Lili White made Super 8 films while studying in the Pennsylvania Academy of Fine Arts’s four-year painting program. When the computer transformed movie making at the end of the 90s, she began using that technology. A graduate of University of Pennsylvania, she has curated shows of experimental media and fine art works; and continues to make studio and moving image work. (See: http://liliwhite.com)
After serving as a Steering Committee member and Public Relations Chairperson for The Armory Show:1990, a 4 day art show of 400 Philadelphia Pennsylvania artists, that netted $20,000 and had an attendance of 20,000; she moved to NYC where she cataloged DCTV’s library.
In 2003 her lecture INVISIBLE ENERGY: ASIAN ART FORM INFLUENCES IN MY WORK was presented at the College Art Association’ conference.In 2007 a fundraiser DVD for the NY Film-Makers Cooperative was successfully produced.In 2012, she was an elected BOARD Member for MILLENNIUM FILM WORKSHOP in NYC and served on the ARCHIVE Committee, which was sold to NYC’s Museum of Modern Art.
After seeing screenings by Victoria Kereszi’s EYE:AM, that featured works by women filmmakers, she realized that shows such as these left the viewer with a different sense of a largely unseen film work. It was one that opened possibilities, not just in the film form, but one that expanded an outlook on the greater world at large, engendering dialogue.

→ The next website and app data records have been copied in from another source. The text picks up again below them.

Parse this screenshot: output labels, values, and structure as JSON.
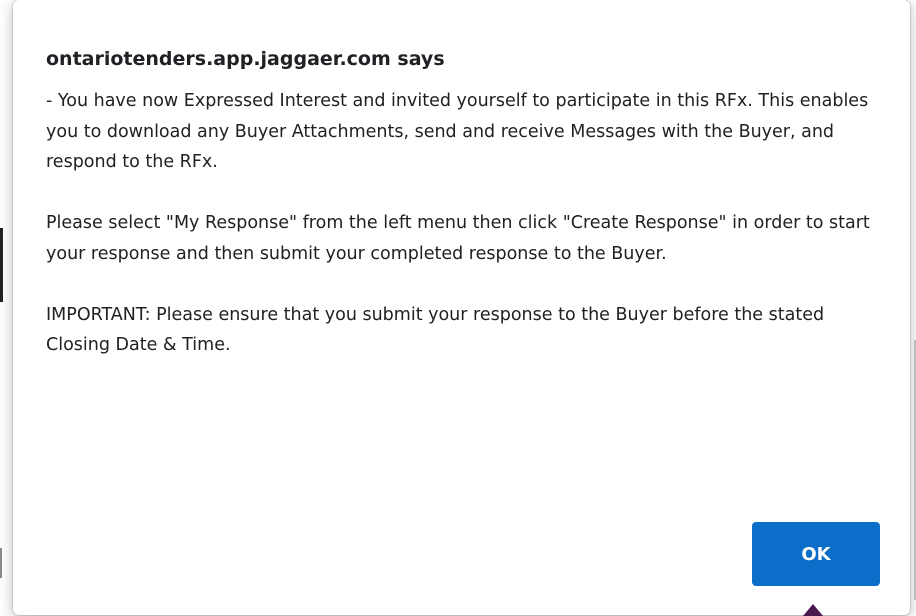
{
  "dialog": {
    "title": "ontariotenders.app.jaggaer.com says",
    "paragraphs": [
      "- You have now Expressed Interest and invited yourself to participate in this RFx. This enables you to download any Buyer Attachments, send and receive Messages with the Buyer, and respond to the RFx.",
      "Please select \"My Response\" from the left menu then click \"Create Response\" in order to start your response and then submit your completed response to the Buyer.",
      "IMPORTANT: Please ensure that you submit your response to the Buyer before the stated Closing Date & Time."
    ],
    "ok_label": "OK",
    "ok_color": "#0b6fc9"
  }
}
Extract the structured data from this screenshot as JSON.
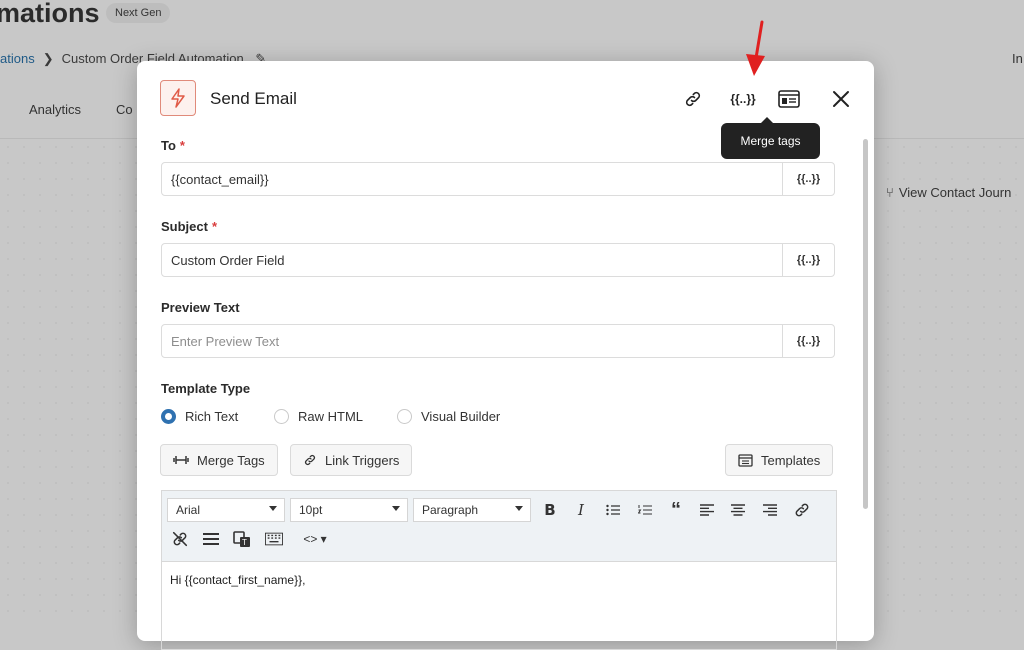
{
  "background": {
    "title": "mations",
    "badge": "Next Gen",
    "breadcrumb": {
      "parent": "ations",
      "current": "Custom Order Field Automation"
    },
    "right_text": "In",
    "tabs": [
      "Analytics",
      "Co"
    ],
    "journey_link": "View Contact Journ"
  },
  "modal": {
    "title": "Send Email",
    "tooltip": "Merge tags",
    "merge_tag_symbol": "{{..}}",
    "fields": {
      "to": {
        "label": "To",
        "required": "*",
        "value": "{{contact_email}}"
      },
      "subject": {
        "label": "Subject",
        "required": "*",
        "value": "Custom Order Field"
      },
      "preview": {
        "label": "Preview Text",
        "placeholder": "Enter Preview Text"
      }
    },
    "template_type": {
      "label": "Template Type",
      "options": [
        "Rich Text",
        "Raw HTML",
        "Visual Builder"
      ],
      "selected": "Rich Text"
    },
    "buttons": {
      "merge_tags": "Merge Tags",
      "link_triggers": "Link Triggers",
      "templates": "Templates"
    },
    "editor": {
      "font": "Arial",
      "size": "10pt",
      "block": "Paragraph",
      "content": "Hi {{contact_first_name}},"
    }
  },
  "colors": {
    "accent": "#2f71b0",
    "icon_red": "#e05a47",
    "arrow_red": "#e02020"
  }
}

In 2010, she curated and produced the first ANOTHER EXPERIMENT BY WOMEN FILM FESTIVAL, presented at Anthology Film Archives’ in the NEW FILMMAKERS’ WOMEN’S NIGHT. In 2011 the second season premiered at MILLENNIUM FILM WORKSHOP, sponsored by a Lower Manhattan Cultural Council Grant.
Currently, curated screenings of shorts continue to be featured by NEW FILMMAKERS NY 4 or 5 times a year (see the Archive page for past show listings.) Some shows feature Q& A with visiting filmmakers, or a guest curator, like Sasha Water Freyer.

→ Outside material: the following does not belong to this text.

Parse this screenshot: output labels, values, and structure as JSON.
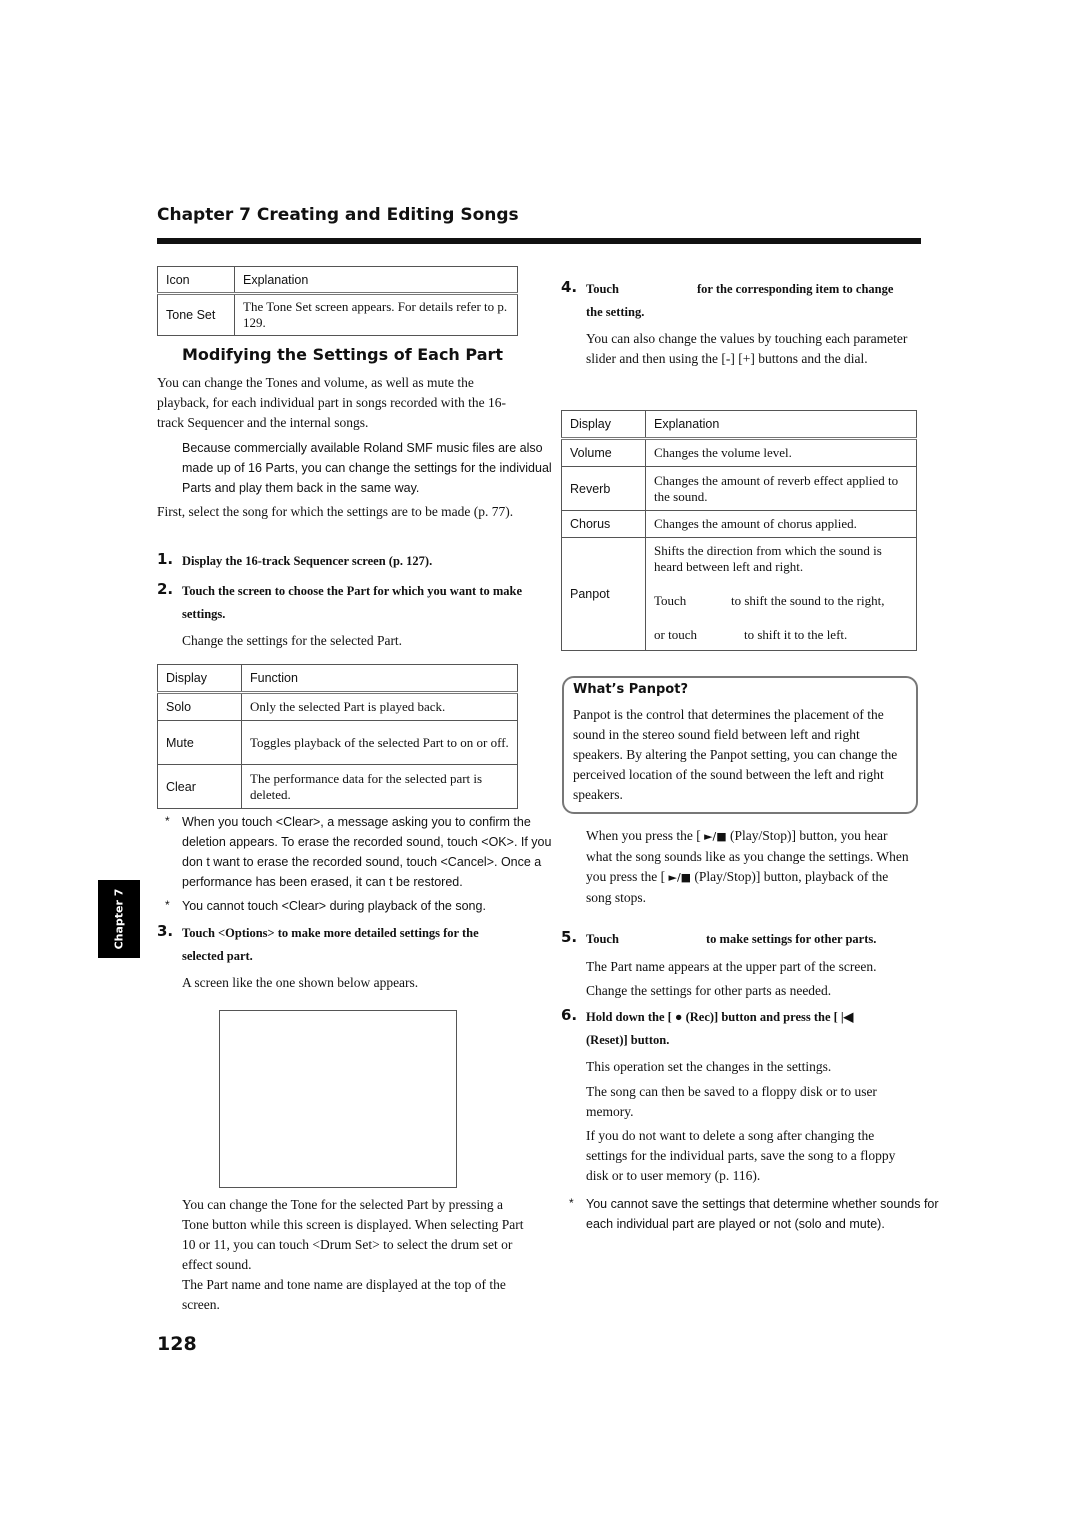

As artists should be paid for their work, now AXW has an online screening site, http://axwonline.com, where shows purchased by the general public can be seen 24/7 for 3 concurrent days. This site also serves as an ARCHIVE of women’s work and screenings can be extended into the greater community, such as libraries.